The intrauterine device (the IUD) is over 99 per cent effective in preventing pregnancy from taking place, but is it possible to get pregnant while using an IUD? Here is everything you need to know about the effectiveness, the risks of the IUD coil, and how it works.
In this article:
What is the coil?
The IUD, which is known more commonly as the coil, is a small t shaped contraceptive device that is fitted into the uterus to prevent unwanted pregnancy.
The intrauterine device can stay in the womb from 5-10 years depending on your age and the type of IUD.
How does it work?
The IUD, made from plastic and copper, stops the transport of sperm into the fallopian tubes and from reaching the woman's egg, preventing it from surviving in the womb and fertilising it by releasing copper into the body. The release of copper changes the make-up of the fluids in the womb and delays the egg getting to the womb which stops it from implanting.
The IUD prevents pregnancy from the moment it is fitted until it is removed by a specialist. Although the coil prevents pregnancy, it cannot prevent you from getting sexually transmitted infections (STI's.)
How effective is it and can you get pregnant?
The NHS says the IUD coil is more than 99 per cent effective as a form of birth control and it can be fitted any time during your cycle, as long as you aren't pregnant. However, there is a chance you could get pregnant if the IUD has moved, and is no longer in place.
How to check the coil is still in place:
When you get an IUD fitted, the nurse will teach you how to check that it's still in place by feeling for the two thin threads which should be at the top of your vagina.
Although it is highly unlikely the threads will come out, the NHS recommends to check it is in place a few times in the first month of getting it fitted, and after each period, or regularly.
If you cannot feel the threads or think they have moved, you might not be protected from pregnancy.
The NHS has provided the advantages and disadvantages of getting the coil fitted:
It protects against pregnancy for 5 or 10 years, depending on the type.
Once an IUD is fitted, it works straight away.
Most women can use it.
There are no hormonal side effects, such as acne, headaches or breast tenderness.
It does not interrupt sex.
It's safe to use an IUD if you're breastfeeding.
It's possible to get pregnant as soon as the IUD is removed.
It's not affected by other medicines.

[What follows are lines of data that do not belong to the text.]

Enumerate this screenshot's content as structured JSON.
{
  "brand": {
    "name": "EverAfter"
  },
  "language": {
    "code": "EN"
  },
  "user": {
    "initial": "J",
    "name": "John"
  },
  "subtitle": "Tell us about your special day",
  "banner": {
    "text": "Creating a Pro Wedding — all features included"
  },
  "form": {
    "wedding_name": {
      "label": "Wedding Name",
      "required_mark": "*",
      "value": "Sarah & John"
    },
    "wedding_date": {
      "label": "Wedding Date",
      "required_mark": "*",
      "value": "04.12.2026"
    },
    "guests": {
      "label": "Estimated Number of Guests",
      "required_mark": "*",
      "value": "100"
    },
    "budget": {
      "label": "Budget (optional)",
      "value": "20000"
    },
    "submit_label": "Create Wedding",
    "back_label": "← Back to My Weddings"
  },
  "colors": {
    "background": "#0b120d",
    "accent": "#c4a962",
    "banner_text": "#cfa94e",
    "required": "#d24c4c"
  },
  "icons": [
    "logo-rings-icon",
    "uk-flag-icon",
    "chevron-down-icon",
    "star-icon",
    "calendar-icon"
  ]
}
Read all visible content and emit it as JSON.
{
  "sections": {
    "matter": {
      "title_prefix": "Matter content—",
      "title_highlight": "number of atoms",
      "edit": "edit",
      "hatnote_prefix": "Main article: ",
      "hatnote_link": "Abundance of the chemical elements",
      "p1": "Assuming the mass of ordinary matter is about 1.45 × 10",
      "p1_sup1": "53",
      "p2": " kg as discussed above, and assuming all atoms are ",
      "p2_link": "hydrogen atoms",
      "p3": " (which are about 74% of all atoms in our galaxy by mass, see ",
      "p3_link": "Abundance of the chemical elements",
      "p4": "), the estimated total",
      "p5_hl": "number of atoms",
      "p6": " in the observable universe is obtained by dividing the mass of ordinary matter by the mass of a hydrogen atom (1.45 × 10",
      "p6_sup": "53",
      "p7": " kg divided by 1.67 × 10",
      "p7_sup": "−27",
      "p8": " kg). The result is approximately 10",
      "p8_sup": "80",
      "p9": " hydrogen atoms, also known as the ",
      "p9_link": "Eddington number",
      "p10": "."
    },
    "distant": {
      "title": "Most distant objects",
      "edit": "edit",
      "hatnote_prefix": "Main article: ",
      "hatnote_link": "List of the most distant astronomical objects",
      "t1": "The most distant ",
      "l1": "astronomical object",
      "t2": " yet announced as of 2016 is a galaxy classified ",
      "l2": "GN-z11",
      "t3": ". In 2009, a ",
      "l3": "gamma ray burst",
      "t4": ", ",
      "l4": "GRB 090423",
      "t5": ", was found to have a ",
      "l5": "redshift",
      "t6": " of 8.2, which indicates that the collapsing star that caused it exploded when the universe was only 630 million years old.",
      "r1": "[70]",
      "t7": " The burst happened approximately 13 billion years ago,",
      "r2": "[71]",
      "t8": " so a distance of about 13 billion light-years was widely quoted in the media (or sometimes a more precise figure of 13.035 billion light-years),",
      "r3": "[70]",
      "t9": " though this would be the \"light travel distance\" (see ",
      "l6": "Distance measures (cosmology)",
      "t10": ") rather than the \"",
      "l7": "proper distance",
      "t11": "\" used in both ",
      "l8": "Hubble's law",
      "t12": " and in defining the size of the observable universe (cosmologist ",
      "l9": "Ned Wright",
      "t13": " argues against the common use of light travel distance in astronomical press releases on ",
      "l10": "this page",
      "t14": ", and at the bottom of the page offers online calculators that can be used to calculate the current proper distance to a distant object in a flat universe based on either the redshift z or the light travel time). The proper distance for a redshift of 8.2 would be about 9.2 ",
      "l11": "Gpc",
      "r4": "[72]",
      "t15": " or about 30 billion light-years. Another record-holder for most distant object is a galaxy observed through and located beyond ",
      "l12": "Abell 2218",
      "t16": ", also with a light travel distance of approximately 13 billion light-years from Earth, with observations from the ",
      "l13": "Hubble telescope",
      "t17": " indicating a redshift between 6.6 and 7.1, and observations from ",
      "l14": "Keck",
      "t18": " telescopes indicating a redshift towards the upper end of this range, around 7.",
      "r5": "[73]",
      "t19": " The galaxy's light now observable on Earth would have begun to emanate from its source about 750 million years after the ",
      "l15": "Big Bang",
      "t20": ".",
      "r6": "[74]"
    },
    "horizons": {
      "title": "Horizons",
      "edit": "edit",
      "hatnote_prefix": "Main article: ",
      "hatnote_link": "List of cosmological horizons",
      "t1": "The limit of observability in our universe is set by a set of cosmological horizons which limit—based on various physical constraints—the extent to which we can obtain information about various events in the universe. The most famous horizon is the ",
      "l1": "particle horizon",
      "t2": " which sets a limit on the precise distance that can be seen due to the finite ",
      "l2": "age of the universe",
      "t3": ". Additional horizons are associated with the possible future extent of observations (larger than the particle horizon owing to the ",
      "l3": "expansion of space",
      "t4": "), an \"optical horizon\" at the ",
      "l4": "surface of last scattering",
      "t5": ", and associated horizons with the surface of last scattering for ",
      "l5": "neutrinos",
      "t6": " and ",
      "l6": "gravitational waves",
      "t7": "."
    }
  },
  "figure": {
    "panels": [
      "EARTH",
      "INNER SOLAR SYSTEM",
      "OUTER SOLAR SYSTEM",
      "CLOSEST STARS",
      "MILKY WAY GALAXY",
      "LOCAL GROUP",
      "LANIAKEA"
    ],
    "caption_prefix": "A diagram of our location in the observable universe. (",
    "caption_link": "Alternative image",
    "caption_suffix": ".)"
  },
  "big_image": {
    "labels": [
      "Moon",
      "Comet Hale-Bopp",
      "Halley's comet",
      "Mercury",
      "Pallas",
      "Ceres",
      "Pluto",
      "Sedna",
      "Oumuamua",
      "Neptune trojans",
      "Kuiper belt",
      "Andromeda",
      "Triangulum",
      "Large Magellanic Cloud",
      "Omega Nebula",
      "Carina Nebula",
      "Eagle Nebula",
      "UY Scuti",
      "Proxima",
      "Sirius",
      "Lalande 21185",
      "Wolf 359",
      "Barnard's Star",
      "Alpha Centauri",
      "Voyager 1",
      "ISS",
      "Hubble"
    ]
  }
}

There's no evidence that an IUD will affect your weight or increase the risk of cervical cancer, cancer of the uterus or ovarian cancer.
Your periods may become heavier, longer or more painful, though this may improve after a few months.
It does not protect against STIs, so you may need to use condoms as well.
If you get an infection when you have an IUD fitted, it could lead to a pelvic infection if not treated.
Most women who stop using an IUD do so because of vaginal bleeding and pain, although these side effects are uncommon.
The risks of the coil:
Pelvic infection: You will be checked for any existing infections before getting the coil. However, there is a small chance of getting a pelvic infection in the first 20 days after getting the coil.
Thrush: There's an increased chance that you might get thrush, that keeps coming back, once the coil has been fitted.
Rejection/displacement: An uncommon risk of getting the coil is that it could be rejected by your womb, or it can move.
Womb damage: Having the IUD fitted can make a hole in the womb when it has been put in, but this is rare.
Ectopic pregnancy: If the coil fails by moving, there is a small risk of having an ectopic pregnancy.
How to remove the IUD
If you have decided you want to have the coil removed for whatever reason, this is not something you should do yourself. It can be removed at any time by a trained doctor or nurse, you simply need to book an appointment to remove the device.